  2. Skin Set: Gently brush away the soil around the base of the plant to inspect the skin of the potatoes. Mature potatoes will have developed a thickened, firm skin that does not easily scrape off.

  3. Tuber Size: Check the size of the potatoes. Depending on the variety, mature potatoes typically range from 2 to 4 inches in diameter. However, it’s essential to refer to the specific guidelines provided for the variety you’re growing.

  4. Tuber Firmness: Gently squeeze a few potatoes to assess their firmness. Mature potatoes will feel firm and solid, indicating that they are ready for harvest.

Harvesting Techniques

Proper harvesting techniques help ensure minimal damage to the potatoes and maximize their storage potential. Follow these guidelines when harvesting your potatoes:

  1. Loosen the Soil: Use a garden fork or shovel to gently loosen the soil around the base of the potato plants. Take care to avoid damaging the tubers.

  2. Lift the Plants: Carefully lift the entire plant out of the ground, supporting the stems and avoiding excessive pulling or tugging. Shake off any excess soil from the plants.

  3. Inspect and Sort: Examine each potato for any signs of damage or disease. Sort the potatoes into different categories based on size and quality. Set aside any damaged or diseased potatoes for immediate use rather than storing them.

Proper Potato Storage

Proper storage is crucial to maintain the freshness and flavor of your harvested potatoes. Follow these guidelines for storing potatoes:

  1. Curing: Before storing, allow the potatoes to cure for about two weeks in a cool, dry and well-ventilated area. This helps the skins to toughen, extending their shelf life.

  2. Temperature and Humidity: Store potatoes in a dark, cool location with a temperature range of 45-50°F (7-10°C). Avoid storing them in the refrigerator, as the low temperature can convert the starches into sugars, affecting the taste and texture. The humidity level should be around 90% to prevent excessive moisture loss.

  3. Storage Containers: Use breathable storage containers such as burlap sacks, paper bags, or mesh bags. These containers allow for proper air circulation and prevent moisture buildup.

  4. Avoid Light Exposure: Potatoes should be stored away from direct light, as exposure to light can cause them to develop a green color and produce a bitter taste.

By following these harvesting and storage techniques, you can enjoy the fruits of your labor for an extended period. Remember to refer to our previous articles on growing potatoes at home and container gardening for potatoes for more tips and insights on potato cultivation. Happy harvesting and savoring the delicious flavors of your homegrown potatoes!

By Sarah

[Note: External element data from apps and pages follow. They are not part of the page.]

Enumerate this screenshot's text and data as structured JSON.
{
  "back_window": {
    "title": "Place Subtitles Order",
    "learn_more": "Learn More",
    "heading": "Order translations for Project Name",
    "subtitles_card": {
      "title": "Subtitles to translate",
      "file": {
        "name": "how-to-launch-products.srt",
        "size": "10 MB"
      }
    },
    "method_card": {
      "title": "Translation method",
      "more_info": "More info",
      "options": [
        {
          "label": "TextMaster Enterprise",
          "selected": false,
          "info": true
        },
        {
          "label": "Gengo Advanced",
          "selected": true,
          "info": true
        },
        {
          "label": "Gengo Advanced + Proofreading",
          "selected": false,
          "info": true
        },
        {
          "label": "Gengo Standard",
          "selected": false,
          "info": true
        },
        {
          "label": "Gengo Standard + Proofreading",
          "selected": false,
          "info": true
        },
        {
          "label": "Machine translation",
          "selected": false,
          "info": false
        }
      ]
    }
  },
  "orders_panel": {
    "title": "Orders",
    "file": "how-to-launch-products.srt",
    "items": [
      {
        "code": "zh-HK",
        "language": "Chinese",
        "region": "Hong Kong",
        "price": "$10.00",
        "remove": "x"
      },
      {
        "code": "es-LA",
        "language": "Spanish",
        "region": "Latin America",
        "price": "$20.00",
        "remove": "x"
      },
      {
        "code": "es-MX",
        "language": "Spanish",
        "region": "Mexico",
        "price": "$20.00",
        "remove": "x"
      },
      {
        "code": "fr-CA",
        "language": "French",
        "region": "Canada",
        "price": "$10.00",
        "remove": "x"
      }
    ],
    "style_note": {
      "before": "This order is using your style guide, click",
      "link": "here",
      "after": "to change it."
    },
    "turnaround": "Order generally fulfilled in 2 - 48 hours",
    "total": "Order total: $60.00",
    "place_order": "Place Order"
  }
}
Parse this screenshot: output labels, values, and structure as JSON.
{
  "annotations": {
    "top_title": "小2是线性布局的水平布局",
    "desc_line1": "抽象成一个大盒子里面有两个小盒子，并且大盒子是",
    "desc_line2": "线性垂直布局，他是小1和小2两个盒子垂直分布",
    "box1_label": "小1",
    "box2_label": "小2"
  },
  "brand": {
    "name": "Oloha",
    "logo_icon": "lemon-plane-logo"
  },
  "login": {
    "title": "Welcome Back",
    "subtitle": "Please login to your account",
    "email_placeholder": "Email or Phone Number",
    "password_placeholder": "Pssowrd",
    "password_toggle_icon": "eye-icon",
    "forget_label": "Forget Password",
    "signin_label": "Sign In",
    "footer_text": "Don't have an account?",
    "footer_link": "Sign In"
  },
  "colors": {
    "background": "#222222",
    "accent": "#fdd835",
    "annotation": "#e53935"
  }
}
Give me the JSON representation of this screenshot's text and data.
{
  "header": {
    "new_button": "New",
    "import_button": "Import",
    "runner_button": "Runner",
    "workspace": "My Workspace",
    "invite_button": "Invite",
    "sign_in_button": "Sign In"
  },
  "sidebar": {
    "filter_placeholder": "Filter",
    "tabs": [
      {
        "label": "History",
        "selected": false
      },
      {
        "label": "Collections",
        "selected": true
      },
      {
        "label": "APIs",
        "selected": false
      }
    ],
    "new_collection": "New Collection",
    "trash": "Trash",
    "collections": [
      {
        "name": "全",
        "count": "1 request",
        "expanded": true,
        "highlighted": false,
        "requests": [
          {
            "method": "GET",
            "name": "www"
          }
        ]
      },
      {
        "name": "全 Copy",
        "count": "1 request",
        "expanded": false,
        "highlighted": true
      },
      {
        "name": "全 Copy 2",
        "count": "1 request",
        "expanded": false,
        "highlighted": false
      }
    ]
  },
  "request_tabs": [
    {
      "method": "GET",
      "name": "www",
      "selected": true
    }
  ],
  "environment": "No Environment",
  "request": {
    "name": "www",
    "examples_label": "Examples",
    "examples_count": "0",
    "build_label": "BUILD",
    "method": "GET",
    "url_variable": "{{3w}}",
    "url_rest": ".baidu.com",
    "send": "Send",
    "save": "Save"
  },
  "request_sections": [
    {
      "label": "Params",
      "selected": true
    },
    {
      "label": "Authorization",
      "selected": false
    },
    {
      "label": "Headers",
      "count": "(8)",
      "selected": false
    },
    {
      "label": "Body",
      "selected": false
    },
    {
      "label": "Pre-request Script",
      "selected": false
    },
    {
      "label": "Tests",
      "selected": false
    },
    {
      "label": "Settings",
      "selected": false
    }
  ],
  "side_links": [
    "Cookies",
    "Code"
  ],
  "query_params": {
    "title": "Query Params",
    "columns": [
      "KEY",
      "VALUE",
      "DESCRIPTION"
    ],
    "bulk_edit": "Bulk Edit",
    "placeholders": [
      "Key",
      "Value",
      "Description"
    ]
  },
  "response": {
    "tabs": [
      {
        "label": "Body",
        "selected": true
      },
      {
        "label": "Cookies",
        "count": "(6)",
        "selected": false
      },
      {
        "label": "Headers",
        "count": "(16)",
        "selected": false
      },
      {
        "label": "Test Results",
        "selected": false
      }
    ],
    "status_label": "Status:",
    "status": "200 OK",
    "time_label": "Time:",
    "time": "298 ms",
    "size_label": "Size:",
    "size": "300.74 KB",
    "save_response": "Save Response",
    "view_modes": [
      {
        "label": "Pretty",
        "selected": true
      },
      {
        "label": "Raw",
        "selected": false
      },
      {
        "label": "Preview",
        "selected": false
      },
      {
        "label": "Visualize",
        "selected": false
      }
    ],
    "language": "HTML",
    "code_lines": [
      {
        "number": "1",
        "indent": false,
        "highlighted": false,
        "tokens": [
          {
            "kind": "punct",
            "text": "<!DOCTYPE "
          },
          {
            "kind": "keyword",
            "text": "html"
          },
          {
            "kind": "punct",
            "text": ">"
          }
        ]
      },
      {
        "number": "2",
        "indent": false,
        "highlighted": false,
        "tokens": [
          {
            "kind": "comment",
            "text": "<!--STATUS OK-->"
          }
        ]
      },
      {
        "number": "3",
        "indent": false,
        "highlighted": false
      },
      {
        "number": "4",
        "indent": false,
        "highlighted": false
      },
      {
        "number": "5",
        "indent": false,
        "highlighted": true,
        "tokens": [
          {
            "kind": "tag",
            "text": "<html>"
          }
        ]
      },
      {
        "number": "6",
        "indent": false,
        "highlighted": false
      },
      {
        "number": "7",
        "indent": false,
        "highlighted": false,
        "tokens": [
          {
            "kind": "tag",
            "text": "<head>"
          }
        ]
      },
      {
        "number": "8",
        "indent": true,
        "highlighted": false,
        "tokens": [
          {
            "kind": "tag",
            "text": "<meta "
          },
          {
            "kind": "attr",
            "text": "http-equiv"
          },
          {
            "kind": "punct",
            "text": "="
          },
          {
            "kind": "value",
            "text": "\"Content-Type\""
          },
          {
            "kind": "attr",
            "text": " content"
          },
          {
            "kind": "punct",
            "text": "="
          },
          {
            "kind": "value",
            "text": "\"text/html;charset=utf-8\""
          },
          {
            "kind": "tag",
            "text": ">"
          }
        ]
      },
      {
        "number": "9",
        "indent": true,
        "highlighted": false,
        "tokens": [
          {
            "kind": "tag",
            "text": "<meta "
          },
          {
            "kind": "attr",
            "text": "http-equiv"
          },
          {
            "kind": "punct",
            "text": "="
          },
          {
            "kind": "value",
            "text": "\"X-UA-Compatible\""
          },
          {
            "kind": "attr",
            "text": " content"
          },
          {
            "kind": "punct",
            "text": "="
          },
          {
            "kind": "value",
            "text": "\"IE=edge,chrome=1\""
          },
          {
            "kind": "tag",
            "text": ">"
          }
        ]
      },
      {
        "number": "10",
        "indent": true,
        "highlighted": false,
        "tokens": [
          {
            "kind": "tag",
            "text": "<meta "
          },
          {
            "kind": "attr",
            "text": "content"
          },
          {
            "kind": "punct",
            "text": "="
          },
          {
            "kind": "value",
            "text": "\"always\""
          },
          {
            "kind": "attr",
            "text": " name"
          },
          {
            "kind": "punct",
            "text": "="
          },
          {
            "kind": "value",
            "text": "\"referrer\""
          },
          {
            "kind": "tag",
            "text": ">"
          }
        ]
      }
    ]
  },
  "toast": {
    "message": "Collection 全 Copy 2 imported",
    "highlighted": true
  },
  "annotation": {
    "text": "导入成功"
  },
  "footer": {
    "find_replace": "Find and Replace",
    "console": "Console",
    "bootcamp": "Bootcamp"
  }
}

Dedicated to exploring the vibrant world of microgreens, herbs, fruits, and vegetables, my blog invites readers on a journey to discover the joys and benefits of cultivating fresh, nutritious produce at home, fostering a deeper connection with nature and food.